“Yesterday, Commissioner O’Day and her staff sent the requested information to us outlining the cost to rebuild Taft. It appears from the information we received, Commissioner O’Day is more concerned about the rehabilitation of the buildings at Taft than the rehabilitation of the students. To demolish buildings simply due to their age is short-sighted and leaves me to believe there is much more behind her proposal than what is being stated publically. I think it’s time we get to the bottom of it,” Senator Stewart stated.
In the release of information from Commissioner O’Day, DCS stated that five Taft buildings would need to be demolished and replaced at a cost of $28,790,737.50 due to the age of the structures.
“I have toured the facility multiple times and I am incredulous to the department’s desire to demolish buildings based simply on the year the building was built. Using that rationale, we should demolish the State Capitol and rebuild it because it is old too, built in 1859,” said Sexton.
— Note/Update: A Crossville Chronicle article on the matter is HERE.
A recent poll conducted on behalf of Knoxville mayoral candidate Madeline Rogero’s campaign shows her with a 2-to-1 lead over her next-closest rival among five candidates in the race, reports the News Sentinel.
According to the campaign’s poll, Rogero was backed by 40 percent of those surveyed, compared to 20 percent for Ivan Harmon. Mark Padgett received 13 percent, while 22 percent of respondents were undecided.
The race’s other two candidates, Bo Bennett and Joe Hultquist, split the remaining 5 percent.
The poll was taken among 600 likely Knoxville voters July 18-20 by Public Policy Polling of Raleigh, N.C. The results, which were released by the Rogero campaign Monday, have an plus/minus error margin of 4 percent.
…Harmon, 63, who has served terms as a county commissioner, city councilman and county school board member, said his campaign’s internal polling among 3,000 likely voters in early May put him at a close second to Rogero.
,,,Padgett, 33, said a poll of 400 likely voters taken on behalf of his campaign within the past two weeks put him within 7 points of Rogero — he was at 24 percent compared to Rogero’s 31 percent.

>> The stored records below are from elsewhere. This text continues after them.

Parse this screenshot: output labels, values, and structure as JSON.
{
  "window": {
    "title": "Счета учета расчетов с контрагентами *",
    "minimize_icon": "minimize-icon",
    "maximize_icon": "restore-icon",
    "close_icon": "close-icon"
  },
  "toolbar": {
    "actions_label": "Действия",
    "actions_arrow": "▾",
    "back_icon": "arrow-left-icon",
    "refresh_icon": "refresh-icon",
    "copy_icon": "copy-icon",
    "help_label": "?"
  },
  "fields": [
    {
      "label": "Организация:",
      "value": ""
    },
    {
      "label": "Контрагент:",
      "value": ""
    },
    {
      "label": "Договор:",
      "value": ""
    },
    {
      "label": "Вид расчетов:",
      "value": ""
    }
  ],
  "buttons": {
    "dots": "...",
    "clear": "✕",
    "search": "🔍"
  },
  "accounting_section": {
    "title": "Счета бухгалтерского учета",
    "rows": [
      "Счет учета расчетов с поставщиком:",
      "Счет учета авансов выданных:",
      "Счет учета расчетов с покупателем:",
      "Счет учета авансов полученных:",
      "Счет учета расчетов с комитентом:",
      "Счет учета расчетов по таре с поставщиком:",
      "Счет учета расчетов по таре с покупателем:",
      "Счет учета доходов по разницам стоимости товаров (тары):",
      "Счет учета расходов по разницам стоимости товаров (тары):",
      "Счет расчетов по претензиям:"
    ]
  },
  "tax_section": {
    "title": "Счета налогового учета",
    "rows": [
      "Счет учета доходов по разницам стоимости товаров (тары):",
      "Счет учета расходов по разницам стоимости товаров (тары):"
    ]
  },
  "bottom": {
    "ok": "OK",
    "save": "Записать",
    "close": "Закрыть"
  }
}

Georgina Vines has provided a rundown on campaign financial disclosures in the Knoxville mayor’s race: It’s clear from the latest financial disclosures of the Knoxville mayoral candidates that the business community that supports political candidates, most of whom are Republicans, is endorsing Mark Padgett, a Democrat and son of former longtime Knox County Clerk Mike Padgett.
The businessman’s supporters include family members of Gov. Bill Haslam, former Knoxville mayor. The Republican governor has said he’s staying out of the nonpartisan race. But Madeline Rogero, who ran against Haslam eight years ago and then became his community development director when he was mayor, has some business support, too, particularly among architects and prominent women.
… Rogero, also a Democrat, did get donations from two people key in Haslam’s mayoral administration – Larry Martin, deputy mayor, and Bill Lyons, senior director of policy and communications, both of whom have remained with interim Mayor Daniel Brown.
Her contributors also include Dotty Roddy, mother-in-law of Councilwoman Marilyn Roddy, who was a mayoral candidate until deciding in April to run for Jamie Woodson’s state Senate seat. Dotty Roddy made her $500 contribution after the councilwoman changed races.
In terms of fundraising, the campaign is between Padgett and Rogero. Padgett is the frontrunner, raising $146,865 in the last quarter ending June 30; Rogero raised $63,911 during the period. But former County Commissioner Ivan Harmon, who reported raising $20,700, said he’s not to be counted out. Former Councilman Joe Hultquist, a latecomer to the race, reported raising $10,035. Bo Bennett, a 911 dispatcher, reported raising $24.